Opening the festival is Tanna, the astounding feature debut of Bentley Dean and Martin Butler and the first feature shot entirely in South Pacific nation Vanuatu. Based on a true story and featuring members of the Yakel tribe in their acting debuts, it follows young lovers who break off an arranged marriage designed to bring peace to two warring tribes. Winner of the Pietro Barzisa Audience Award at the Venice Film Festival’s Critics’ Week, the film will be followed by a Q&A with Dean, the film’s cultural director Jimmy Joseph Nako and film distributor Arnie Holland.
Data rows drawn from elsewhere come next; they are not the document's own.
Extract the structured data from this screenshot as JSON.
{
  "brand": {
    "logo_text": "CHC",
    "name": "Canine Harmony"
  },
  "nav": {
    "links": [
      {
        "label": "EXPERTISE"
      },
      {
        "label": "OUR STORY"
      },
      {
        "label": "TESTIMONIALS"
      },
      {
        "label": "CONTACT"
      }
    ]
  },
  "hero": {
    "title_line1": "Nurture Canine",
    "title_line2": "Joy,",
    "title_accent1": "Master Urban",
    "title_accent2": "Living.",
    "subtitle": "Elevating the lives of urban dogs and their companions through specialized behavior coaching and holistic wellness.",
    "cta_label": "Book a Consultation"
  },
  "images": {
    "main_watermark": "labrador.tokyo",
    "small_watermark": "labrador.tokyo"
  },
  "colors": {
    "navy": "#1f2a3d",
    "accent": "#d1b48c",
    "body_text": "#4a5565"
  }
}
The festival Centerpiece is Ethiopian director Hermon Hailay’s award-winning Price of Love, an alluring tale of a young cab driver who intervenes in a fight between a prostitute and her ex-boyfriend, a pimp, only to find himself caught up in a seedy urban underworld. The film, which also features a cast with no previous acting experience, won a Special Prize at FESPACO and Best Film, Best Actor and Best Actress at the Pan African Film Festival in Cannes. The evening will include a Q&A with Hailay.
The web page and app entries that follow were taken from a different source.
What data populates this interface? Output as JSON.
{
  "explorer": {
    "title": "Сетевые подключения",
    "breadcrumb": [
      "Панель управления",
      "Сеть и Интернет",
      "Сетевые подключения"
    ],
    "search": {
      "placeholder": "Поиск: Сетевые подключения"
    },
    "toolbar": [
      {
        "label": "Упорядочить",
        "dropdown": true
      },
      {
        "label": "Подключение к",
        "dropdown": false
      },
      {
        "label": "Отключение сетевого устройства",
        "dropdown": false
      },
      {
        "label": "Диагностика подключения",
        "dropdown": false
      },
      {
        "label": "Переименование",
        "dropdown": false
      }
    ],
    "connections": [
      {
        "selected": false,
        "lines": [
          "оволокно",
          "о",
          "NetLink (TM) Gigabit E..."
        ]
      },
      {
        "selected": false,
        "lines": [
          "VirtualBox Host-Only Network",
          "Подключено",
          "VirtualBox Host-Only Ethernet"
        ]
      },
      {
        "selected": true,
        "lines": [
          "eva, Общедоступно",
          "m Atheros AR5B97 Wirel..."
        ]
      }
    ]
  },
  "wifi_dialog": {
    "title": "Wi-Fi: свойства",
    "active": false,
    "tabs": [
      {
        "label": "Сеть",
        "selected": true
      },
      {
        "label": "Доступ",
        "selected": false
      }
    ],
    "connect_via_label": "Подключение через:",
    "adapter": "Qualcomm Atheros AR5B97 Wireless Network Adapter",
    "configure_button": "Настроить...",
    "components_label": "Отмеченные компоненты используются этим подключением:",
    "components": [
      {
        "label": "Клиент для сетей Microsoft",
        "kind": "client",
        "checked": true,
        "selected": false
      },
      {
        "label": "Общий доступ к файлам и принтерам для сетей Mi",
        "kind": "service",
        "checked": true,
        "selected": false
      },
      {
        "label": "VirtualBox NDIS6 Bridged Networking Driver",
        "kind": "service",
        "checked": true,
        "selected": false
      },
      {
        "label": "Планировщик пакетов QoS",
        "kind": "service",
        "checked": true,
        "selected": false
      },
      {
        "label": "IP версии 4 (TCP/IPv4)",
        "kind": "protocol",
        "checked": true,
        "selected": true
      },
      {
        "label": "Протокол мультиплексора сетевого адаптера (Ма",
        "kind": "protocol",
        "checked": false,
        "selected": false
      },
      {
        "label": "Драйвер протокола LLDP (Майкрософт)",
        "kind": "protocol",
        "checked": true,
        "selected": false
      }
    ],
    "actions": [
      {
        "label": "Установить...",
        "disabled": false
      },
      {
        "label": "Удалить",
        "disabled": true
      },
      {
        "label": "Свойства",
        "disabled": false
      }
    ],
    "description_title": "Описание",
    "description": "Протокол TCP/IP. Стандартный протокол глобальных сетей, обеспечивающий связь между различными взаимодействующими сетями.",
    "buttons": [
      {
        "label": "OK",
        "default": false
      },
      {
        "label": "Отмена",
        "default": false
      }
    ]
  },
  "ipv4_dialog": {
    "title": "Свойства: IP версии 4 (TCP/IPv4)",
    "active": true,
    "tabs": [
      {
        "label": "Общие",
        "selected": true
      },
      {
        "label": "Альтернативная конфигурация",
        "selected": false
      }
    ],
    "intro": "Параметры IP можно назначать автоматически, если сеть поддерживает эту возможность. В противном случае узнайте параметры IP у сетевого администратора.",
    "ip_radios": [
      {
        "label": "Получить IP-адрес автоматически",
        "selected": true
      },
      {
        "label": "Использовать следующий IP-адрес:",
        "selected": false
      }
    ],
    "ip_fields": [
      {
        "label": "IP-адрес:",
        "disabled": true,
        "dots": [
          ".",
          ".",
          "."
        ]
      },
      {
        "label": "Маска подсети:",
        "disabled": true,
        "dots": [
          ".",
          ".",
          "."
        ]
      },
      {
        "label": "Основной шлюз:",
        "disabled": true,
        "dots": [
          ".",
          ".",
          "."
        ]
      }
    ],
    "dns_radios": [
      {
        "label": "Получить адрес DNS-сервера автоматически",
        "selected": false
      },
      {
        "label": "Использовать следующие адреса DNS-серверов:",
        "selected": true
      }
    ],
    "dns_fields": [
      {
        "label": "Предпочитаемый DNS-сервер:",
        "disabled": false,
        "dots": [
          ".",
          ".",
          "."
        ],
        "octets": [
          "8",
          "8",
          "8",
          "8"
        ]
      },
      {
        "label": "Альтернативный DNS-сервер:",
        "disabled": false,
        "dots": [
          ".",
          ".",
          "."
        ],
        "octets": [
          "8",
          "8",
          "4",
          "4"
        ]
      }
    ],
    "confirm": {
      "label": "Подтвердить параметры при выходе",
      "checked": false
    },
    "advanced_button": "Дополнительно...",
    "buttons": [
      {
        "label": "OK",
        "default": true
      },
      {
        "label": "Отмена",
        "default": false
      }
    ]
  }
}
The Closing Night Spotlight on Tuesday, May 10 includes Manthia Diawara’s Negritude: A Dialogue Between Wole Soyinka and Senghor and a short program about New York’s African Diaspora, with several filmmakers in attendance. Negritude imagines a dialogue between Léopold Sédar Senghor and Soyinka. Historian and Columbia University Director of Institute for African Studies Mamadou Diouf and special guests will partake in a post-screening discussion that illuminates this historic period in the context of contemporary society.
Continuing the conversation of the United Nations’ International Decade for People of African Descent, a number of festival titles address migration and ways members of the Diaspora reconnect with the Continent, while creating new spaces for expression and ideas of home. Highlights include Queen Nanny: Legendary Maroon Chieftainess, about the legendary warrior of the Jamaican Maroons; the Alice Walker-narrated documentary Yemanjá: Wisdom from the African Heart of Brazil, which takes viewers on a journey to Brazil to see the Candomblé spiritual tradition, a religion based on the worship of Yoruba deities; the Russian short About a Mother, which imbues African spirit into an enchanting animation; and in In the Eye of the Spiral, narrated by Annie Lennox, about the Haitian artistic and philosophical movement known as Spiralism.
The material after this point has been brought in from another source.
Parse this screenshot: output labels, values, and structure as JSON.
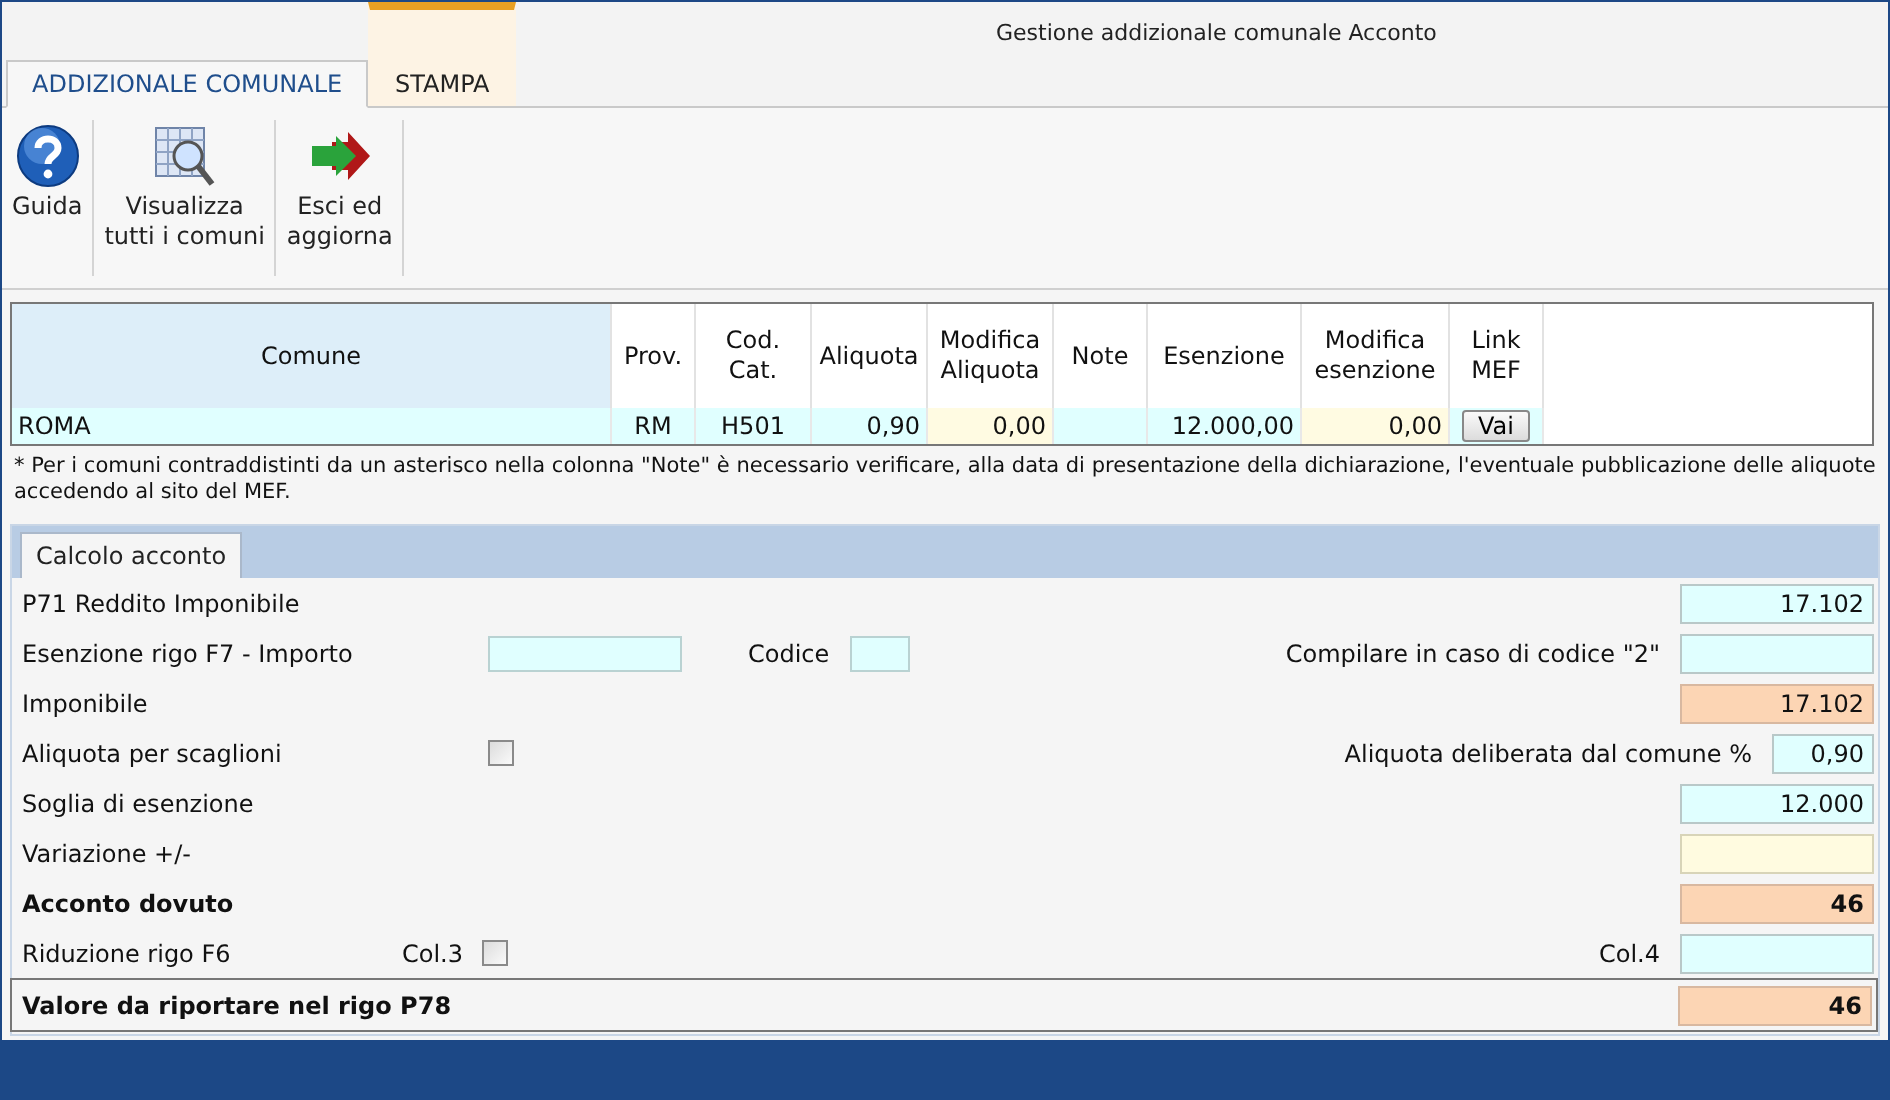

The 23rd edition also focuses on the correlation between activism and art, featuring the documentaries Martha & Niki, the story of the first female hip-hip duo to emerge victorious at the premier international street-dance competition, co-presented by Margaret Meade Film Festival; Intore (The Chosen), which shows how artists helped heal the Rwandan nation after the horrific 1994 genocide; Some Bright Morning: The Art of Melvin Edwards, which explores a half-century of the works of the African-American sculptor and Pan-Africanist; and Purple Rain homage Akounak Tedalat Taha Tazoughai (Rain the Color Blue with a Little Red in It), the universal story of a musician with a dream—this time with Tuareg guitar music.
Single screening tickets are $14; $11 for students and seniors (62+); and $9 for Film Society members. Learn more and save with the 3+ film discount package by visiting filmlinc.org.
A reception will follow the Opening Night Film at the Frieda and Roy Furman Gallery at the Walter Reade Theater. Tickets for the movie and Opening Reception are $100 and are available online at africanfilmny.org. Regular festival prices apply for the screening only, and tickets can be purchased at filmlinc.org.
After opening at Film Society of Lincoln Center, the NYAFF heads to Maysles Cinema in Harlem (May 13-15). The festival concludes over Memorial Day Weekend (May 26-30) at the Brooklyn Academy of Music as part of its popular dance and music festival DanceAfrica.
The programs of AFF are made possible by the generous support of the National Endowment for the Arts, New York State Council on the Arts, NYC Department of Cultural Affairs, Bradley Family Foundation, International Organization of La Francophonie, Domenico Paulon Foundation, New York Community Trust, NYC & Company, French Cultural Services, Manhattan Portage Bags, City Bakery, Black Hawk Imports, Voss Water, South African Consulate General, Consulate General of Sweden in New York, Permanent Mission of Vanuatu to the United Nations, Hudson Hotel and Royal Air Maroc.